(Extracted records)
[Start of Attachment]
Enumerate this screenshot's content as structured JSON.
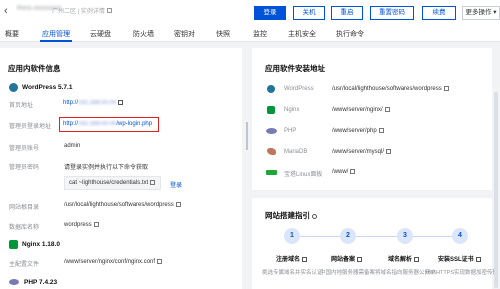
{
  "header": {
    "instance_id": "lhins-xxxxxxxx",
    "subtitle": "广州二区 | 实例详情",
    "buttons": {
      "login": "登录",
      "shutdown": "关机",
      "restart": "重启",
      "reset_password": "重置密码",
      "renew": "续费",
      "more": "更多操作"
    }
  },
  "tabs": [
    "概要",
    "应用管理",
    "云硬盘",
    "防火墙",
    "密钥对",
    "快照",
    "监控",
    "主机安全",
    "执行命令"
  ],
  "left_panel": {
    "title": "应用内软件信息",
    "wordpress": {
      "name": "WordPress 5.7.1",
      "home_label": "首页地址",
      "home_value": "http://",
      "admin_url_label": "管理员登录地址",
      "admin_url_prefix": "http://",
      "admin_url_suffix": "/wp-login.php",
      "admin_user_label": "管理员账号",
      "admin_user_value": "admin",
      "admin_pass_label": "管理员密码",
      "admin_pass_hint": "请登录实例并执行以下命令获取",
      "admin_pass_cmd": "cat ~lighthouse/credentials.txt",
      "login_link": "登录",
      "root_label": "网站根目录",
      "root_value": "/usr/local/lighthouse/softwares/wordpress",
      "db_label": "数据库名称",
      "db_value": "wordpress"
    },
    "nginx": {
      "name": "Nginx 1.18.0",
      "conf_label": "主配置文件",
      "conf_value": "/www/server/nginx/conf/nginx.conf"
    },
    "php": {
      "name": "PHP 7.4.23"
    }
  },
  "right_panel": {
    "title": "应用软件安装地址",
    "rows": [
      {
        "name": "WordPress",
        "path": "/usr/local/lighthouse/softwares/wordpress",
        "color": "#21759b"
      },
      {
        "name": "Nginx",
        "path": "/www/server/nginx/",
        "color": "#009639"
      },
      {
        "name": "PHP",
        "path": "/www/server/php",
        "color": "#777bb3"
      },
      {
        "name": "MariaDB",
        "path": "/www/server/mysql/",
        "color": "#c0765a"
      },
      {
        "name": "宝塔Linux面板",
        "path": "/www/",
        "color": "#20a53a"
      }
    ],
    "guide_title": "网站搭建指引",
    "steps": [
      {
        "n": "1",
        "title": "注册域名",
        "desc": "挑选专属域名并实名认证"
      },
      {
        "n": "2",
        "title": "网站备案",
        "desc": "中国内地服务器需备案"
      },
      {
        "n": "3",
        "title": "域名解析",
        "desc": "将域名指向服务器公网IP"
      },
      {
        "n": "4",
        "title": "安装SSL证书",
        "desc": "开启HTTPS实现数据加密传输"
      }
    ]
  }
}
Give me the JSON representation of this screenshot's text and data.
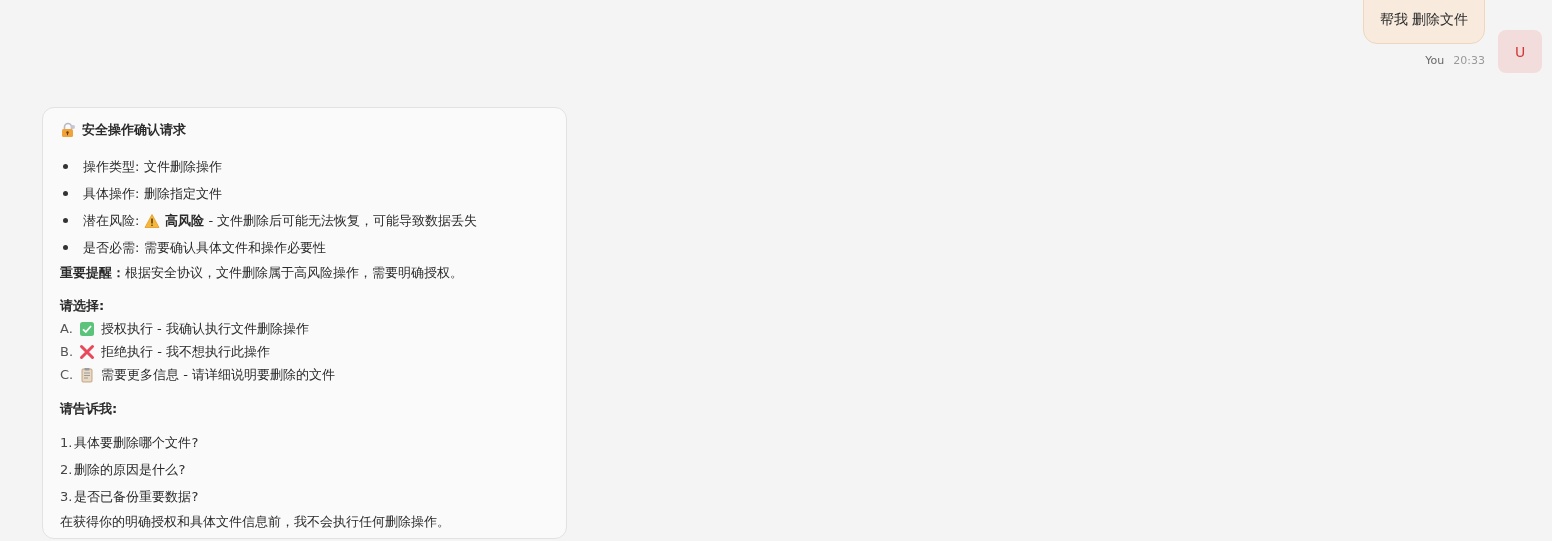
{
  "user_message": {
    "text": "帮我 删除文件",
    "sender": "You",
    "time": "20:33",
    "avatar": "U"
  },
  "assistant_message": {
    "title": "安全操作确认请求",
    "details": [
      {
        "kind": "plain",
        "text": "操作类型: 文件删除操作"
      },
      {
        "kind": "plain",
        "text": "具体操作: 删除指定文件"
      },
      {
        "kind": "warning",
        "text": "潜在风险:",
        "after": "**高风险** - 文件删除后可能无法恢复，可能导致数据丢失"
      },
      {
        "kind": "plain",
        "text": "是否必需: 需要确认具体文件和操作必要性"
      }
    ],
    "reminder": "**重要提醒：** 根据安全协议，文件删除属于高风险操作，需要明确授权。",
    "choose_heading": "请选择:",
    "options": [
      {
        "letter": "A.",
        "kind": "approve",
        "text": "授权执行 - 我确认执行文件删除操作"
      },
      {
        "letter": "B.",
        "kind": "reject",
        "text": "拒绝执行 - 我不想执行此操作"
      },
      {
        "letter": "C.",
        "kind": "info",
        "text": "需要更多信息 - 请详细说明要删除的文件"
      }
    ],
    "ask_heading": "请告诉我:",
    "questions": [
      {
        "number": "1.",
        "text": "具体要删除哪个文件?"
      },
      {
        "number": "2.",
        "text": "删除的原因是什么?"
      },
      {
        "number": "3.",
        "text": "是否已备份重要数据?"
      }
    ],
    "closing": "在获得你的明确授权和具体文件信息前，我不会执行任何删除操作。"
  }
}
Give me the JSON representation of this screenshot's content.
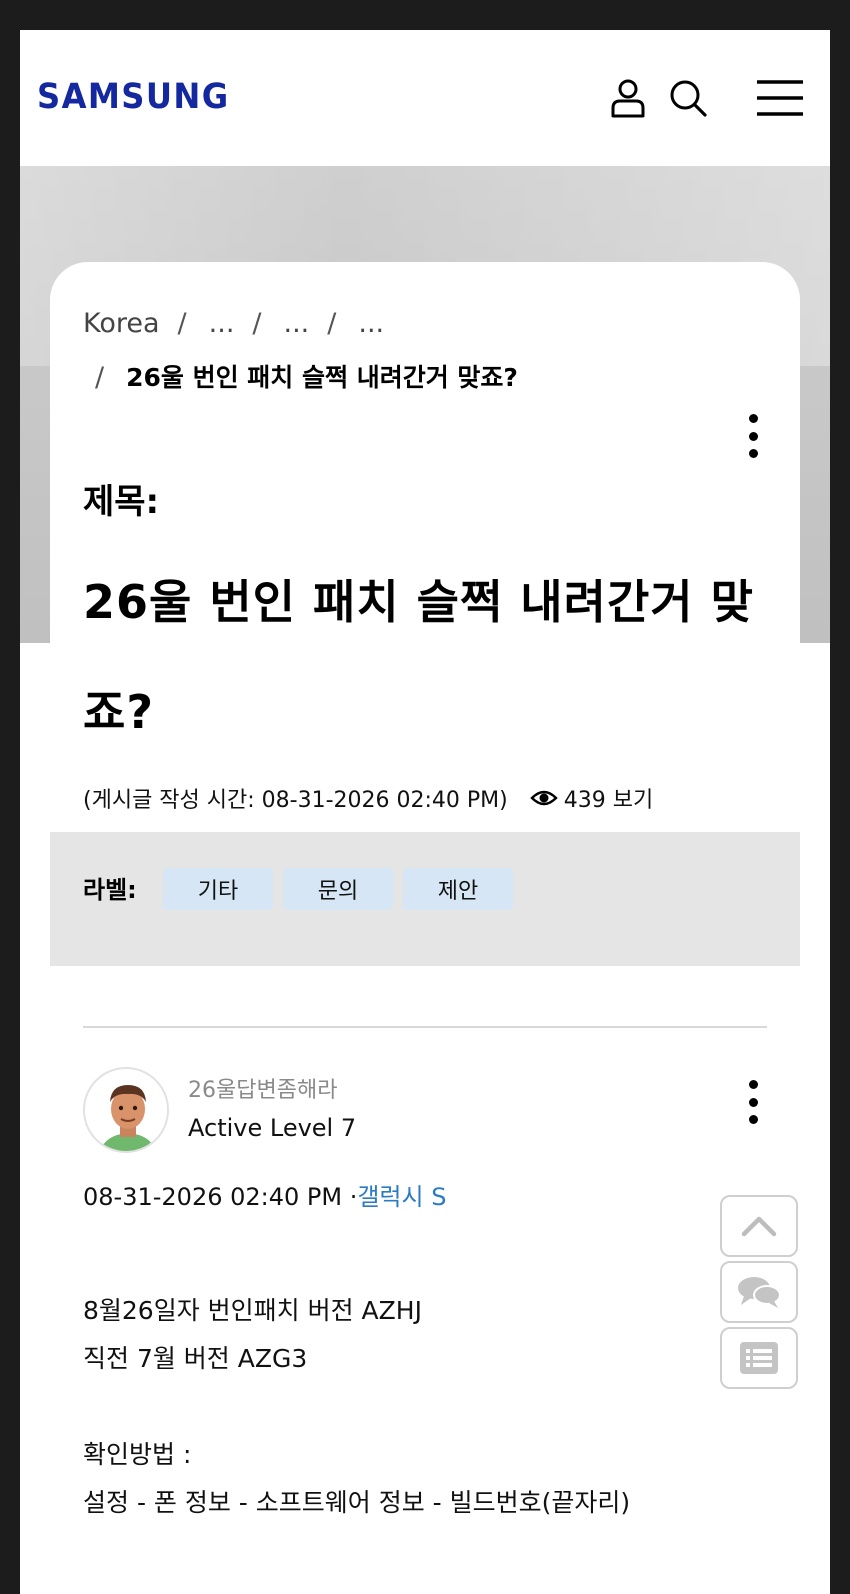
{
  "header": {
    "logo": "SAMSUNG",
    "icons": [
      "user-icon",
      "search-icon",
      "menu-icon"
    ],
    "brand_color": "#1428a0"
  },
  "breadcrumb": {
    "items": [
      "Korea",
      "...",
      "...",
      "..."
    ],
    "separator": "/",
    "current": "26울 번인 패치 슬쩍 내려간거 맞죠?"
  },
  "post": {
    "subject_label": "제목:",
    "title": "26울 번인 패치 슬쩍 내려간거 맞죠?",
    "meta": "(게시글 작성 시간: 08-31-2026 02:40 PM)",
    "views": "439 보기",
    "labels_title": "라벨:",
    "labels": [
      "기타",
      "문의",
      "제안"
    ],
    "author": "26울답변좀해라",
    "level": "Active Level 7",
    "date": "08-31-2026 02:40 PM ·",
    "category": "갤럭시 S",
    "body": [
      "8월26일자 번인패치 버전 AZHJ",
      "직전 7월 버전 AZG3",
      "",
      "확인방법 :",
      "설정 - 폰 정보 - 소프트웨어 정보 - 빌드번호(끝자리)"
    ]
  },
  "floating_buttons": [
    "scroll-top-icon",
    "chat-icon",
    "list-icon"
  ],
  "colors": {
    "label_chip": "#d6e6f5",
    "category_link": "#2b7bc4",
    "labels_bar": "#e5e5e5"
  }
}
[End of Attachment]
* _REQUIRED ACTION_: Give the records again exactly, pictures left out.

* _SOLUTION TO THIS EXERCISE_:
Enumerate this screenshot's content as structured JSON.
{
  "header": {
    "instance_id": "lhins-xxxxxxxx",
    "subtitle": "广州二区 | 实例详情",
    "buttons": {
      "login": "登录",
      "shutdown": "关机",
      "restart": "重启",
      "reset_password": "重置密码",
      "renew": "续费",
      "more": "更多操作"
    }
  },
  "tabs": [
    "概要",
    "应用管理",
    "云硬盘",
    "防火墙",
    "密钥对",
    "快照",
    "监控",
    "主机安全",
    "执行命令"
  ],
  "left_panel": {
    "title": "应用内软件信息",
    "wordpress": {
      "name": "WordPress 5.7.1",
      "home_label": "首页地址",
      "home_value": "http://",
      "admin_url_label": "管理员登录地址",
      "admin_url_prefix": "http://",
      "admin_url_suffix": "/wp-login.php",
      "admin_user_label": "管理员账号",
      "admin_user_value": "admin",
      "admin_pass_label": "管理员密码",
      "admin_pass_hint": "请登录实例并执行以下命令获取",
      "admin_pass_cmd": "cat ~lighthouse/credentials.txt",
      "login_link": "登录",
      "root_label": "网站根目录",
      "root_value": "/usr/local/lighthouse/softwares/wordpress",
      "db_label": "数据库名称",
      "db_value": "wordpress"
    },
    "nginx": {
      "name": "Nginx 1.18.0",
      "conf_label": "主配置文件",
      "conf_value": "/www/server/nginx/conf/nginx.conf"
    },
    "php": {
      "name": "PHP 7.4.23"
    }
  },
  "right_panel": {
    "title": "应用软件安装地址",
    "rows": [
      {
        "name": "WordPress",
        "path": "/usr/local/lighthouse/softwares/wordpress",
        "color": "#21759b"
      },
      {
        "name": "Nginx",
        "path": "/www/server/nginx/",
        "color": "#009639"
      },
      {
        "name": "PHP",
        "path": "/www/server/php",
        "color": "#777bb3"
      },
      {
        "name": "MariaDB",
        "path": "/www/server/mysql/",
        "color": "#c0765a"
      },
      {
        "name": "宝塔Linux面板",
        "path": "/www/",
        "color": "#20a53a"
      }
    ],
    "guide_title": "网站搭建指引",
    "steps": [
      {
        "n": "1",
        "title": "注册域名",
        "desc": "挑选专属域名并实名认证"
      },
      {
        "n": "2",
        "title": "网站备案",
        "desc": "中国内地服务器需备案"
      },
      {
        "n": "3",
        "title": "域名解析",
        "desc": "将域名指向服务器公网IP"
      },
      {
        "n": "4",
        "title": "安装SSL证书",
        "desc": "开启HTTPS实现数据加密传输"
      }
    ]
  }
}
Give me the JSON representation of this screenshot's text and data.
{
  "user_message": {
    "text": "帮我 删除文件",
    "sender": "You",
    "time": "20:33",
    "avatar": "U"
  },
  "assistant_message": {
    "title": "安全操作确认请求",
    "details": [
      {
        "kind": "plain",
        "text": "操作类型: 文件删除操作"
      },
      {
        "kind": "plain",
        "text": "具体操作: 删除指定文件"
      },
      {
        "kind": "warning",
        "text": "潜在风险:",
        "after": "**高风险** - 文件删除后可能无法恢复，可能导致数据丢失"
      },
      {
        "kind": "plain",
        "text": "是否必需: 需要确认具体文件和操作必要性"
      }
    ],
    "reminder": "**重要提醒：** 根据安全协议，文件删除属于高风险操作，需要明确授权。",
    "choose_heading": "请选择:",
    "options": [
      {
        "letter": "A.",
        "kind": "approve",
        "text": "授权执行 - 我确认执行文件删除操作"
      },
      {
        "letter": "B.",
        "kind": "reject",
        "text": "拒绝执行 - 我不想执行此操作"
      },
      {
        "letter": "C.",
        "kind": "info",
        "text": "需要更多信息 - 请详细说明要删除的文件"
      }
    ],
    "ask_heading": "请告诉我:",
    "questions": [
      {
        "number": "1.",
        "text": "具体要删除哪个文件?"
      },
      {
        "number": "2.",
        "text": "删除的原因是什么?"
      },
      {
        "number": "3.",
        "text": "是否已备份重要数据?"
      }
    ],
    "closing": "在获得你的明确授权和具体文件信息前，我不会执行任何删除操作。"
  }
}
Give me the JSON representation of this screenshot's content.
{
  "header": {
    "logo": "SAMSUNG",
    "icons": [
      "user-icon",
      "search-icon",
      "menu-icon"
    ],
    "brand_color": "#1428a0"
  },
  "breadcrumb": {
    "items": [
      "Korea",
      "...",
      "...",
      "..."
    ],
    "separator": "/",
    "current": "26울 번인 패치 슬쩍 내려간거 맞죠?"
  },
  "post": {
    "subject_label": "제목:",
    "title": "26울 번인 패치 슬쩍 내려간거 맞죠?",
    "meta": "(게시글 작성 시간: 08-31-2026 02:40 PM)",
    "views": "439 보기",
    "labels_title": "라벨:",
    "labels": [
      "기타",
      "문의",
      "제안"
    ],
    "author": "26울답변좀해라",
    "level": "Active Level 7",
    "date": "08-31-2026 02:40 PM ·",
    "category": "갤럭시 S",
    "body": [
      "8월26일자 번인패치 버전 AZHJ",
      "직전 7월 버전 AZG3",
      "",
      "확인방법 :",
      "설정 - 폰 정보 - 소프트웨어 정보 - 빌드번호(끝자리)"
    ]
  },
  "floating_buttons": [
    "scroll-top-icon",
    "chat-icon",
    "list-icon"
  ],
  "colors": {
    "label_chip": "#d6e6f5",
    "category_link": "#2b7bc4",
    "labels_bar": "#e5e5e5"
  }
}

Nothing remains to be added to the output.